Every line in the data below that has the word "JSON" should be returned.

# Material provided
============================================================

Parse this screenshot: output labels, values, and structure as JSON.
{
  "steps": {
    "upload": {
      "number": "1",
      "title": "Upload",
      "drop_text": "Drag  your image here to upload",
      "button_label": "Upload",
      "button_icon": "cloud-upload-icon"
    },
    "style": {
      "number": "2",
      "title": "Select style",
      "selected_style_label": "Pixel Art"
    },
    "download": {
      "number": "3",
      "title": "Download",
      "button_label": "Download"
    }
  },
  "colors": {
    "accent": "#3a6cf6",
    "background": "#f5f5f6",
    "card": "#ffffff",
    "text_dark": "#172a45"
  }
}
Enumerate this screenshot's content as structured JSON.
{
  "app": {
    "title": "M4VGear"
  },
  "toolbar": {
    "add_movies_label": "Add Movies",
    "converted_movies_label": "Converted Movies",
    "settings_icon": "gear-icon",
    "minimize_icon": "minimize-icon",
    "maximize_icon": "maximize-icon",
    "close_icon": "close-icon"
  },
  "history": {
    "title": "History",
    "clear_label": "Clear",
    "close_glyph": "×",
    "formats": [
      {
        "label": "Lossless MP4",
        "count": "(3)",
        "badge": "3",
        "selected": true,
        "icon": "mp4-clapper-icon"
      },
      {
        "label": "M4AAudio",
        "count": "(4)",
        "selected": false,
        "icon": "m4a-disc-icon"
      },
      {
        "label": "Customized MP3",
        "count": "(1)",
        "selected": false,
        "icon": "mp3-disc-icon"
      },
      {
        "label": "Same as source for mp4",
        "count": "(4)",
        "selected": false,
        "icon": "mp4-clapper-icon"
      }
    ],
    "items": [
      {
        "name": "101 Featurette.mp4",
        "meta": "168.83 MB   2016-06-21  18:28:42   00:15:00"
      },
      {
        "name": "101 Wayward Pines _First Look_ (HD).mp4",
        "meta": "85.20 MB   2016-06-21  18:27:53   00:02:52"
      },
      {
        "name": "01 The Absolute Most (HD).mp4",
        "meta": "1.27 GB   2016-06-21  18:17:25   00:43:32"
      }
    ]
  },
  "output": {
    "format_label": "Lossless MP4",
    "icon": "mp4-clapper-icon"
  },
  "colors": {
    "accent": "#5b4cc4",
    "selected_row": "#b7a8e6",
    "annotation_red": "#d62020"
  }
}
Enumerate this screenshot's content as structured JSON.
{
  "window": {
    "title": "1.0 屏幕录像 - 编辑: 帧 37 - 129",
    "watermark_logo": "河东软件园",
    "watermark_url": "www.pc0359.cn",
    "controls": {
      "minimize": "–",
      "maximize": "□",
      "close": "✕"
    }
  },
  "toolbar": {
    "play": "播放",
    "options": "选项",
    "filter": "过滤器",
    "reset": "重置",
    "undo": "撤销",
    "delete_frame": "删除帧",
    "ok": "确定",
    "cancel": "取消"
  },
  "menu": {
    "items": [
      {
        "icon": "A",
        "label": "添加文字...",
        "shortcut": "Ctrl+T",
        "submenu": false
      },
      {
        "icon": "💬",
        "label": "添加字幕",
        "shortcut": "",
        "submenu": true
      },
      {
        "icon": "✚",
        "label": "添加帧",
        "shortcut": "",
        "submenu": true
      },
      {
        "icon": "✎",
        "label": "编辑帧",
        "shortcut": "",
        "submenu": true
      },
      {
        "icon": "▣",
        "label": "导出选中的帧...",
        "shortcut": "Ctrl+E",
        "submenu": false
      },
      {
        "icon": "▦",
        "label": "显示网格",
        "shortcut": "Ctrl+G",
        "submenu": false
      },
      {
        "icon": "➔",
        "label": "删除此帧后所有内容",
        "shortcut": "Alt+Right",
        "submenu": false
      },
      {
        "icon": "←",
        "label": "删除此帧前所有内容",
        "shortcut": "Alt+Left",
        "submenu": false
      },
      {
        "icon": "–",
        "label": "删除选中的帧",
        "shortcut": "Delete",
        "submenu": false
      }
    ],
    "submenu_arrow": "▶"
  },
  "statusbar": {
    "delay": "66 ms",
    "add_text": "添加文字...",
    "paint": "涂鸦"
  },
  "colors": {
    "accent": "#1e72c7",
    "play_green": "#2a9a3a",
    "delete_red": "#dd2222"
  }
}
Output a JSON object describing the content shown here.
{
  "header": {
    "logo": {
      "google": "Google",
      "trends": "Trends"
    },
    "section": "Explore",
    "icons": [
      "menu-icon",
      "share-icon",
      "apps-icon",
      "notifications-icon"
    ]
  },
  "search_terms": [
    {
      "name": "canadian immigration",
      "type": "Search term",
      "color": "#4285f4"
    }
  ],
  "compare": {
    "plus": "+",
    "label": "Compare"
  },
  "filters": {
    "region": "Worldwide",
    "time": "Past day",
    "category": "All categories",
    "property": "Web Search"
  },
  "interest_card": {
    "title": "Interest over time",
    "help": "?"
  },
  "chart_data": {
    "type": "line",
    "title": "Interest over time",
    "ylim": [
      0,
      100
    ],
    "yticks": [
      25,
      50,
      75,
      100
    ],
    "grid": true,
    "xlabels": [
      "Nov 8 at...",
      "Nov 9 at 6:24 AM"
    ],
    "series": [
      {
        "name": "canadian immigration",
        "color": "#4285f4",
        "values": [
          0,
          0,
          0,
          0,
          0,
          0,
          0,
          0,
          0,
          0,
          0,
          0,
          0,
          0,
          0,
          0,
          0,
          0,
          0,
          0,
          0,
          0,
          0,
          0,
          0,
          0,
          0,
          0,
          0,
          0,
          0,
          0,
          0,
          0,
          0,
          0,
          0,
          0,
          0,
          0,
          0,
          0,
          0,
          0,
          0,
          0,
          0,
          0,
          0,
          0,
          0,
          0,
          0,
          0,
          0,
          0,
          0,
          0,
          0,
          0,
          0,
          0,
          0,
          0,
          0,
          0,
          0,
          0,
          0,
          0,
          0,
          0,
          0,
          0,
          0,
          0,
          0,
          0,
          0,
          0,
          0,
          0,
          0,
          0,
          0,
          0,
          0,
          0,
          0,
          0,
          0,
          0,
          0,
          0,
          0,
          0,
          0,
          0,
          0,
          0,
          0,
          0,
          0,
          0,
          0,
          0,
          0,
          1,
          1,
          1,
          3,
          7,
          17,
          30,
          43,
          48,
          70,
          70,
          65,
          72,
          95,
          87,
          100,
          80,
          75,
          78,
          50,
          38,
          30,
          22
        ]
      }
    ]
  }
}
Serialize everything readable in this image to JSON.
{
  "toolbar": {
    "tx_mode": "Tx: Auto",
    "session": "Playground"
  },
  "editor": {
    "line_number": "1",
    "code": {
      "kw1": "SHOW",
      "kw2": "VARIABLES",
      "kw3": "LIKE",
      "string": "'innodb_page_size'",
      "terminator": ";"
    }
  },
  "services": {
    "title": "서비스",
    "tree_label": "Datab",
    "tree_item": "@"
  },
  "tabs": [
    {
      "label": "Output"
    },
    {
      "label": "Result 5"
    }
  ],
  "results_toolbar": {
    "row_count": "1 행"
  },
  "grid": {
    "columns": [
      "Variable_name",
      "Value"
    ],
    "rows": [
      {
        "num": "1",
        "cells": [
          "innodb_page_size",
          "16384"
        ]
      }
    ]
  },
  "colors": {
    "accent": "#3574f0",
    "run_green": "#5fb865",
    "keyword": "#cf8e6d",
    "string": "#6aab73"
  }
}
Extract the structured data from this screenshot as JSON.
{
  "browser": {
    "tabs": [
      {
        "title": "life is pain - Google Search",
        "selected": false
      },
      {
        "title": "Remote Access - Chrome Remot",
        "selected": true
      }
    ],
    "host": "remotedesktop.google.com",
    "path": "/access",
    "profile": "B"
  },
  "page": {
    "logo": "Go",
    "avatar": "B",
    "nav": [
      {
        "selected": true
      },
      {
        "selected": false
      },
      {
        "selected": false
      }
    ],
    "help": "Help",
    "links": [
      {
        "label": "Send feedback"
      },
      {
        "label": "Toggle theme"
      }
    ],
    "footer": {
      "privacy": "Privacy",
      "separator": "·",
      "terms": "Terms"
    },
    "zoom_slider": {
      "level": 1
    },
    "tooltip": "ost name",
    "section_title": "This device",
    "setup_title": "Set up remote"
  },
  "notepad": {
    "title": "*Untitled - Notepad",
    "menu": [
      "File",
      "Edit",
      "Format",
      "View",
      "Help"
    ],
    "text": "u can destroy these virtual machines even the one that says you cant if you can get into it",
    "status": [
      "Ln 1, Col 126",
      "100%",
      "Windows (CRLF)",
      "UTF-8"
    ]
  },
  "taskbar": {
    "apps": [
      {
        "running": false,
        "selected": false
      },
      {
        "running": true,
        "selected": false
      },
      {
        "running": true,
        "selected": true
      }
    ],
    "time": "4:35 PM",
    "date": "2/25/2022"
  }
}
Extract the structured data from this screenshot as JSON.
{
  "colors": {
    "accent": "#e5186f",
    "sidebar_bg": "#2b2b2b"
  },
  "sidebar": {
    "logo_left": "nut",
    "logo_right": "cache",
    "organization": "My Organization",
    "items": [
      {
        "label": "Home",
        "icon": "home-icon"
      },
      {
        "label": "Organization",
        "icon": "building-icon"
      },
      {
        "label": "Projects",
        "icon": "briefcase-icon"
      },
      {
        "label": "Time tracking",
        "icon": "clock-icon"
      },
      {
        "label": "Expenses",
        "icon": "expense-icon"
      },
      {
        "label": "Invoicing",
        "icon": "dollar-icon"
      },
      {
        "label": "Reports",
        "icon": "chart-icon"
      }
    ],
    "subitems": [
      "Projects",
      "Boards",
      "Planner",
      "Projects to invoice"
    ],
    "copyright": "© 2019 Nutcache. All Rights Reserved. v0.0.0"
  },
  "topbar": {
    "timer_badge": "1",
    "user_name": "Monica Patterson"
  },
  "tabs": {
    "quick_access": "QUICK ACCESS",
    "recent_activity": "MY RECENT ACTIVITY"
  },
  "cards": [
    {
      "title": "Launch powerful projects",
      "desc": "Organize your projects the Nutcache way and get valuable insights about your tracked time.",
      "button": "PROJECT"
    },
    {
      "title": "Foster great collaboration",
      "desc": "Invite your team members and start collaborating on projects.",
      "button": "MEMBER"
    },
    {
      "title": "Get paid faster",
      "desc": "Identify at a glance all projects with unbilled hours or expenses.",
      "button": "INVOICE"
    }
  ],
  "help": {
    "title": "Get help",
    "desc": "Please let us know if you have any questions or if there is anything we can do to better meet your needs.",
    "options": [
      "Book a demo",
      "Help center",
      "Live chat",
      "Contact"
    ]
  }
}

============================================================

# Answer to this problem
Parse this screenshot: output labels, values, and structure as JSON.
Enumerate this screenshot's content as structured JSON.
Enumerate this screenshot's content as structured JSON.
Output a JSON object describing the content shown here.
Serialize everything readable in this image to JSON.
Extract the structured data from this screenshot as JSON.
Extract the structured data from this screenshot as JSON.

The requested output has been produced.